A writer goes in search of the young Coptic Christian men executed on film by ISIS.
Martin Mosebach’s new book, The 21, tells the story of 21 Coptic Christians martyred by Muslim extremists on a Libyan beach in 2015. I finished reading it a day before the horrific terrorist attack by a white nationalist on two mosques in Christchurch, New Zealand.
The echoes between the martyrdoms in Libya and Christchurch are uncanny. In both cases, the perpetrators made a video recording of their violent acts in order to heighten fear and promote their demented vision of purity. In both cases, the victims died because of their faith—and, for many, because they were vulnerable as migrants who had gone to a foreign land to work or make a new life.

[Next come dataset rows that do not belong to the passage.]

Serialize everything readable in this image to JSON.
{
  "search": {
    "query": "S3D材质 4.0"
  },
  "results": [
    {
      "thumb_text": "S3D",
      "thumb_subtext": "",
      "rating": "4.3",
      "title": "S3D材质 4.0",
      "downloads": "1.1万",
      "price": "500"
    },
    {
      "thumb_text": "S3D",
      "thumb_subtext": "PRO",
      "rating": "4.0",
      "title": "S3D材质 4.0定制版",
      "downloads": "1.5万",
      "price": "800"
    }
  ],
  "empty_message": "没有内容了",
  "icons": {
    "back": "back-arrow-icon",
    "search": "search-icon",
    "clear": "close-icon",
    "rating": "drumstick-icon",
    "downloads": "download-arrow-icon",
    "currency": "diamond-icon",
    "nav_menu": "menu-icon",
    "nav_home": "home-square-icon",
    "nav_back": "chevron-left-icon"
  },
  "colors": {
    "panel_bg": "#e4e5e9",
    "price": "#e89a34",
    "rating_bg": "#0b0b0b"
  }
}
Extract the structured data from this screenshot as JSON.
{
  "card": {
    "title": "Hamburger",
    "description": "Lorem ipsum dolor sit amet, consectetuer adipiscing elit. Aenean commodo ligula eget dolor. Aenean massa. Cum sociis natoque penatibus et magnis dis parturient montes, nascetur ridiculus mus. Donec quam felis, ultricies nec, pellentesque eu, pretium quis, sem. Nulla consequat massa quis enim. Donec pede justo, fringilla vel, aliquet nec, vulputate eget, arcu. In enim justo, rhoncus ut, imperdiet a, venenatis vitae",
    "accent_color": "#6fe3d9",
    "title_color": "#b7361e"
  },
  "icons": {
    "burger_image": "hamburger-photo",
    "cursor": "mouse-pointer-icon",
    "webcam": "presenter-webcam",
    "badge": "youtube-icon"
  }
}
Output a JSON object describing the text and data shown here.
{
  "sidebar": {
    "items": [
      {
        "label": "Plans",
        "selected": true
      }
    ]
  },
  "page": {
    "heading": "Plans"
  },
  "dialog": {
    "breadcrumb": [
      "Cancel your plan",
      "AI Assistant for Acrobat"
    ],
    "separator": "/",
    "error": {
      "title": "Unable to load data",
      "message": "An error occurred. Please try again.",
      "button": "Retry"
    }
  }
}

In the aftermath of such terror, we often debate the extent to which we should focus attention on the terrorists and their motives. We’re conscious of how excess publicity can spread their destructive ideas and encourage imitators. (The Christchurch terrorist claimed that certain murderous predecessors had precisely this effect on him.) Yet our understandable interest in the perpetrators and desire to counteract what has gone wrong should never drown out our concern the victims, because they deserve our grief. And one way to honor them is by learning their stories and seeking deeper understanding.
This is the approach Mosebach, a German novelist, takes in The 21. In the book’s introduction, he explains he “had no intention to learn anything more of the perpetrators. … It was enough for me to leave them in the darkness they themselves aspired to. … I was significantly more moved by, and motivated to know more about, the fate of the murdered men.”
Contemplating the victims’ humanity makes the tragedy feel heavier. But in a small …